(Data records for software interfaces)
Content starts

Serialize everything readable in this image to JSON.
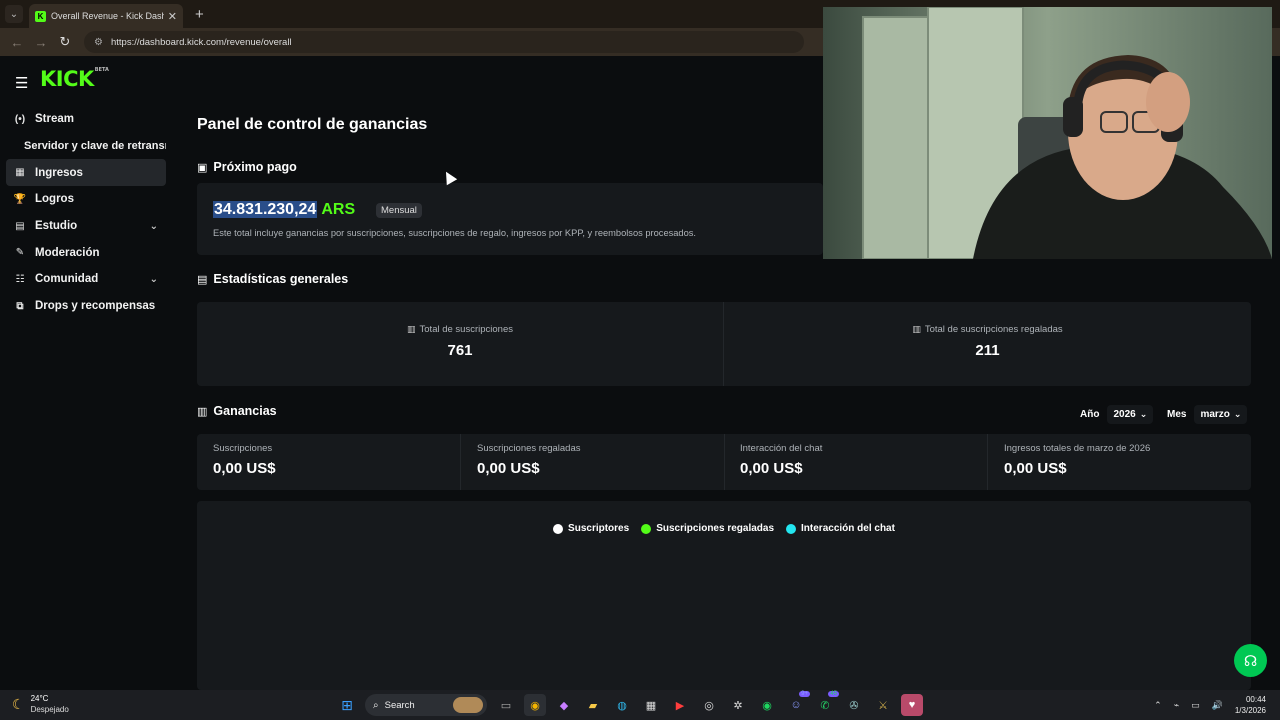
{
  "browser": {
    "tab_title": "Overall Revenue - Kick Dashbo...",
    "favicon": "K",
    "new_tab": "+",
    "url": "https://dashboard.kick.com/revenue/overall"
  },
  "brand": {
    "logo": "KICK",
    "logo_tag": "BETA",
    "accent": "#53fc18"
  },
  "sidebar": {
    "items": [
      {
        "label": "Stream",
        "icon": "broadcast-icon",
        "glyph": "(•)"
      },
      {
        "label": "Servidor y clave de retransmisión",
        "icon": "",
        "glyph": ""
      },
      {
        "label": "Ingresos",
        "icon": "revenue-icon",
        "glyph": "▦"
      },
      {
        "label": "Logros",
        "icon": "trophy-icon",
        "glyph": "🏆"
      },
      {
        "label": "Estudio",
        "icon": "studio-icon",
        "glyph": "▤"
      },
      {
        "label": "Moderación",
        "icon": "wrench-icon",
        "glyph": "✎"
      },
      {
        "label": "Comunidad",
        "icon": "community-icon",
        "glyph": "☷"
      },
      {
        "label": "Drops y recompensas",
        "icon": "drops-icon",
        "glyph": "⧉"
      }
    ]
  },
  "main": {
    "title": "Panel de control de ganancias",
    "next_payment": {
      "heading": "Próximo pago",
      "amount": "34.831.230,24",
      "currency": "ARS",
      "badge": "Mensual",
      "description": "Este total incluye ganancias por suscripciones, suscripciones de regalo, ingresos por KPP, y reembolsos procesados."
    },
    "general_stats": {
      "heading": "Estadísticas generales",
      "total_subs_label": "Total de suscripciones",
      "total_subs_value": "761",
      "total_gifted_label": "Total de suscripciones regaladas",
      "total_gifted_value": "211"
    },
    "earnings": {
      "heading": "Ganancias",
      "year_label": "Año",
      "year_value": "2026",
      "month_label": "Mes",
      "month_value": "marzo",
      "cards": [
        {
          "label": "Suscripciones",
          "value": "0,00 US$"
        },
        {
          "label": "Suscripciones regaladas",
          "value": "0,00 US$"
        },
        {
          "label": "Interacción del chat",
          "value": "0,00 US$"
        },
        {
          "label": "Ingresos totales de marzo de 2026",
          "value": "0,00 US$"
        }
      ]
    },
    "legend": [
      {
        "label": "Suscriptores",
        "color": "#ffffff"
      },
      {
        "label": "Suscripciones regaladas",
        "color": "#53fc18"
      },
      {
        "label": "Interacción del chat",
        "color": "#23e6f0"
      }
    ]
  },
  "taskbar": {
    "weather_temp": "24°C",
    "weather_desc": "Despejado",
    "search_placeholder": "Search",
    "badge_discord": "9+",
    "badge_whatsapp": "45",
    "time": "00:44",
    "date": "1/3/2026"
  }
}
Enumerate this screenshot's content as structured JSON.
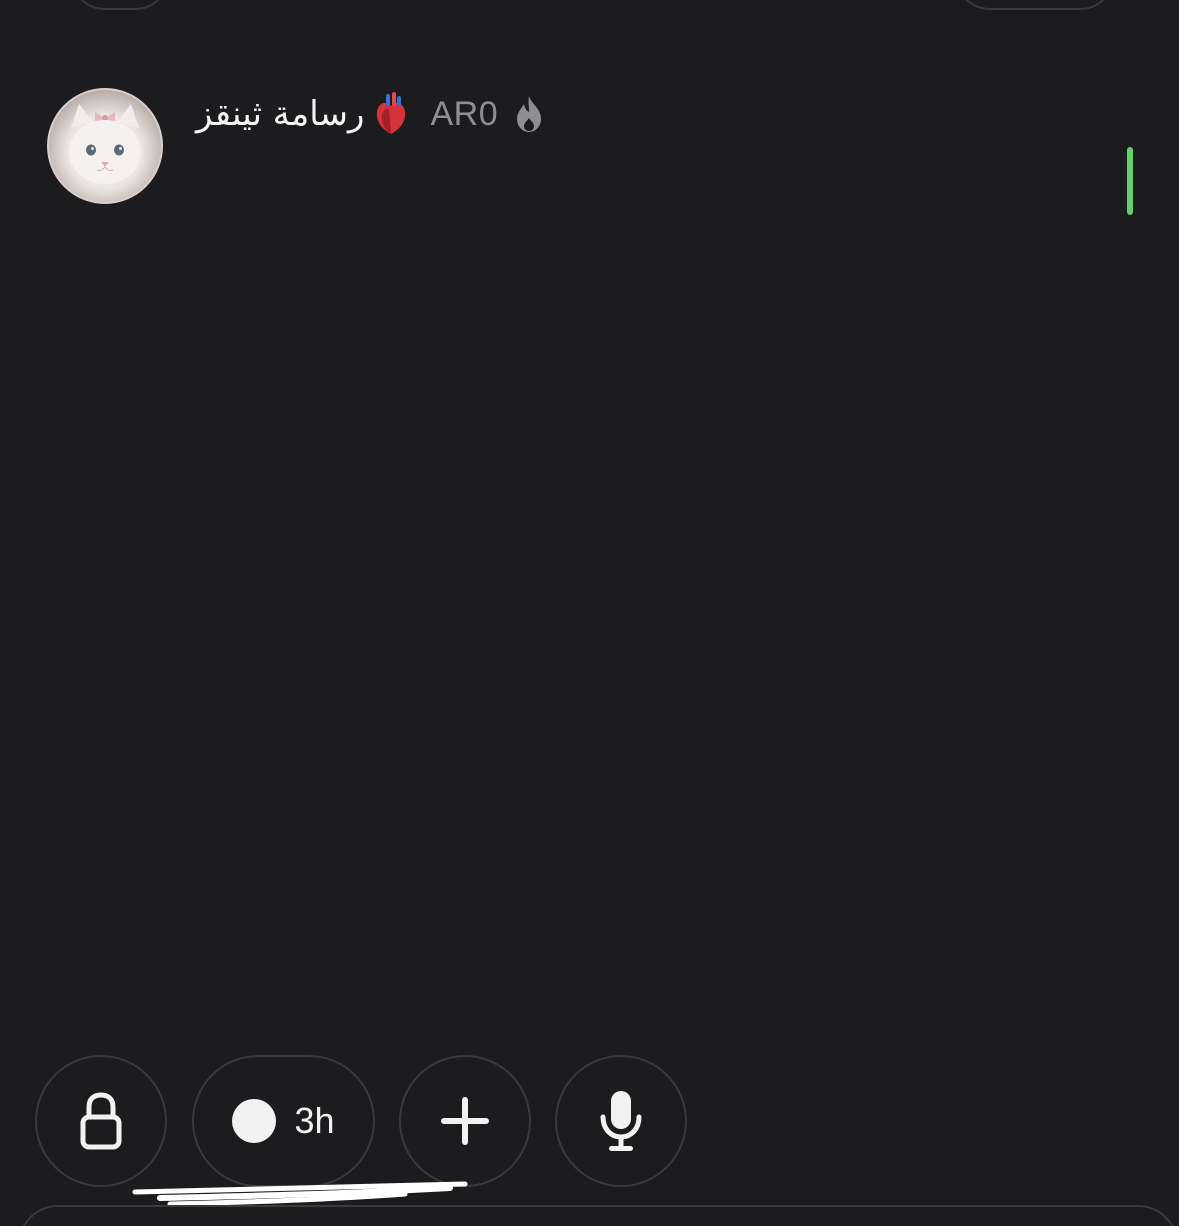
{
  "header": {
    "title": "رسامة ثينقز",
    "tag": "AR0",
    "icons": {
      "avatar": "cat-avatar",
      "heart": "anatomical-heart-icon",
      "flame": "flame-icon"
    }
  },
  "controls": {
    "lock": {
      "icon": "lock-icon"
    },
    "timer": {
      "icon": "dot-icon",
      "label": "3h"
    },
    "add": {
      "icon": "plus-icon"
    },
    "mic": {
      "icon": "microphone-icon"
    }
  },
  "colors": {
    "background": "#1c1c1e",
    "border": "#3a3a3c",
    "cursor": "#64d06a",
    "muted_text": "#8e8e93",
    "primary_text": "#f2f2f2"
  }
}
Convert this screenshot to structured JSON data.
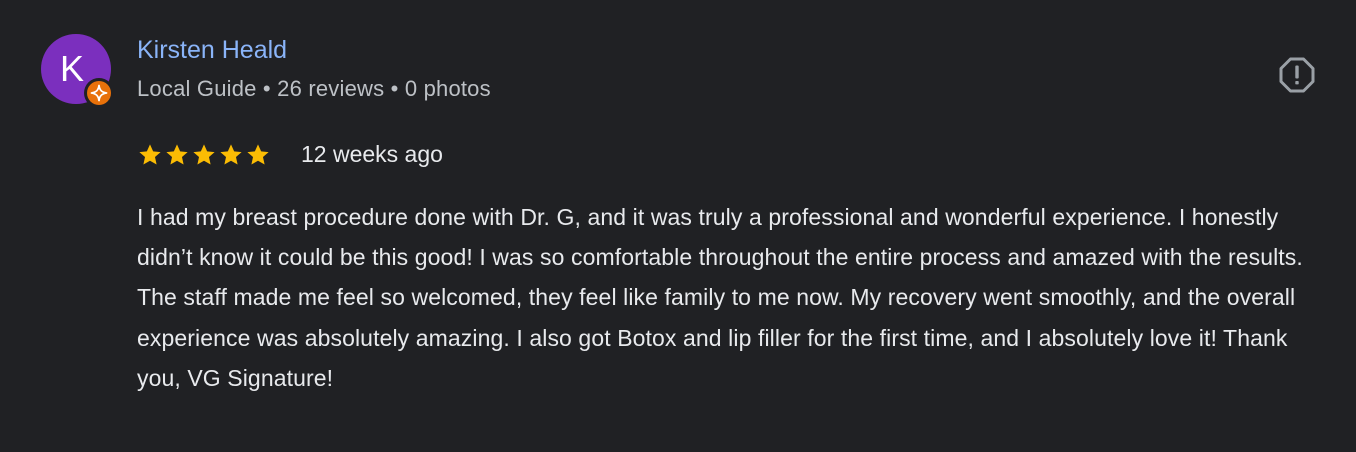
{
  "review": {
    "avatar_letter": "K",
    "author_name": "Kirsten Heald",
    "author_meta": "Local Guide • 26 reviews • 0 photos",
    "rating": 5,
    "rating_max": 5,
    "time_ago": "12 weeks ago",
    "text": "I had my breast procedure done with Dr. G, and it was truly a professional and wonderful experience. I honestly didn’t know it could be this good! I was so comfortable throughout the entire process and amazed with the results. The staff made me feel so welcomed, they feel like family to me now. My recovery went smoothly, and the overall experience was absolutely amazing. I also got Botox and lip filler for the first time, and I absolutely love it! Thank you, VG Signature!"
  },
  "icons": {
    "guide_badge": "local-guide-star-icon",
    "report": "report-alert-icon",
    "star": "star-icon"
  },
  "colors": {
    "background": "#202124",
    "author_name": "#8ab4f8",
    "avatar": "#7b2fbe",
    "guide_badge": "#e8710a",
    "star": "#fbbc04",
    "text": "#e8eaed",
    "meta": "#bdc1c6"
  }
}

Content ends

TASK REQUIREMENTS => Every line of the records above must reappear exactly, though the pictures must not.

RESPONSE =>
Serialize everything readable in this image to JSON.
{
  "browser": {
    "tab_title": "Overall Revenue - Kick Dashbo...",
    "favicon": "K",
    "new_tab": "+",
    "url": "https://dashboard.kick.com/revenue/overall"
  },
  "brand": {
    "logo": "KICK",
    "logo_tag": "BETA",
    "accent": "#53fc18"
  },
  "sidebar": {
    "items": [
      {
        "label": "Stream",
        "icon": "broadcast-icon",
        "glyph": "(•)"
      },
      {
        "label": "Servidor y clave de retransmisión",
        "icon": "",
        "glyph": ""
      },
      {
        "label": "Ingresos",
        "icon": "revenue-icon",
        "glyph": "▦"
      },
      {
        "label": "Logros",
        "icon": "trophy-icon",
        "glyph": "🏆"
      },
      {
        "label": "Estudio",
        "icon": "studio-icon",
        "glyph": "▤"
      },
      {
        "label": "Moderación",
        "icon": "wrench-icon",
        "glyph": "✎"
      },
      {
        "label": "Comunidad",
        "icon": "community-icon",
        "glyph": "☷"
      },
      {
        "label": "Drops y recompensas",
        "icon": "drops-icon",
        "glyph": "⧉"
      }
    ]
  },
  "main": {
    "title": "Panel de control de ganancias",
    "next_payment": {
      "heading": "Próximo pago",
      "amount": "34.831.230,24",
      "currency": "ARS",
      "badge": "Mensual",
      "description": "Este total incluye ganancias por suscripciones, suscripciones de regalo, ingresos por KPP, y reembolsos procesados."
    },
    "general_stats": {
      "heading": "Estadísticas generales",
      "total_subs_label": "Total de suscripciones",
      "total_subs_value": "761",
      "total_gifted_label": "Total de suscripciones regaladas",
      "total_gifted_value": "211"
    },
    "earnings": {
      "heading": "Ganancias",
      "year_label": "Año",
      "year_value": "2026",
      "month_label": "Mes",
      "month_value": "marzo",
      "cards": [
        {
          "label": "Suscripciones",
          "value": "0,00 US$"
        },
        {
          "label": "Suscripciones regaladas",
          "value": "0,00 US$"
        },
        {
          "label": "Interacción del chat",
          "value": "0,00 US$"
        },
        {
          "label": "Ingresos totales de marzo de 2026",
          "value": "0,00 US$"
        }
      ]
    },
    "legend": [
      {
        "label": "Suscriptores",
        "color": "#ffffff"
      },
      {
        "label": "Suscripciones regaladas",
        "color": "#53fc18"
      },
      {
        "label": "Interacción del chat",
        "color": "#23e6f0"
      }
    ]
  },
  "taskbar": {
    "weather_temp": "24°C",
    "weather_desc": "Despejado",
    "search_placeholder": "Search",
    "badge_discord": "9+",
    "badge_whatsapp": "45",
    "time": "00:44",
    "date": "1/3/2026"
  }
}
Enumerate this screenshot's content as structured JSON.
{
  "header": {
    "title": "رسامة ثينقز",
    "tag": "AR0",
    "icons": {
      "avatar": "cat-avatar",
      "heart": "anatomical-heart-icon",
      "flame": "flame-icon"
    }
  },
  "controls": {
    "lock": {
      "icon": "lock-icon"
    },
    "timer": {
      "icon": "dot-icon",
      "label": "3h"
    },
    "add": {
      "icon": "plus-icon"
    },
    "mic": {
      "icon": "microphone-icon"
    }
  },
  "colors": {
    "background": "#1c1c1e",
    "border": "#3a3a3c",
    "cursor": "#64d06a",
    "muted_text": "#8e8e93",
    "primary_text": "#f2f2f2"
  }
}
Convert this screenshot to structured JSON data.
{
  "review": {
    "avatar_letter": "K",
    "author_name": "Kirsten Heald",
    "author_meta": "Local Guide • 26 reviews • 0 photos",
    "rating": 5,
    "rating_max": 5,
    "time_ago": "12 weeks ago",
    "text": "I had my breast procedure done with Dr. G, and it was truly a professional and wonderful experience. I honestly didn’t know it could be this good! I was so comfortable throughout the entire process and amazed with the results. The staff made me feel so welcomed, they feel like family to me now. My recovery went smoothly, and the overall experience was absolutely amazing. I also got Botox and lip filler for the first time, and I absolutely love it! Thank you, VG Signature!"
  },
  "icons": {
    "guide_badge": "local-guide-star-icon",
    "report": "report-alert-icon",
    "star": "star-icon"
  },
  "colors": {
    "background": "#202124",
    "author_name": "#8ab4f8",
    "avatar": "#7b2fbe",
    "guide_badge": "#e8710a",
    "star": "#fbbc04",
    "text": "#e8eaed",
    "meta": "#bdc1c6"
  }
}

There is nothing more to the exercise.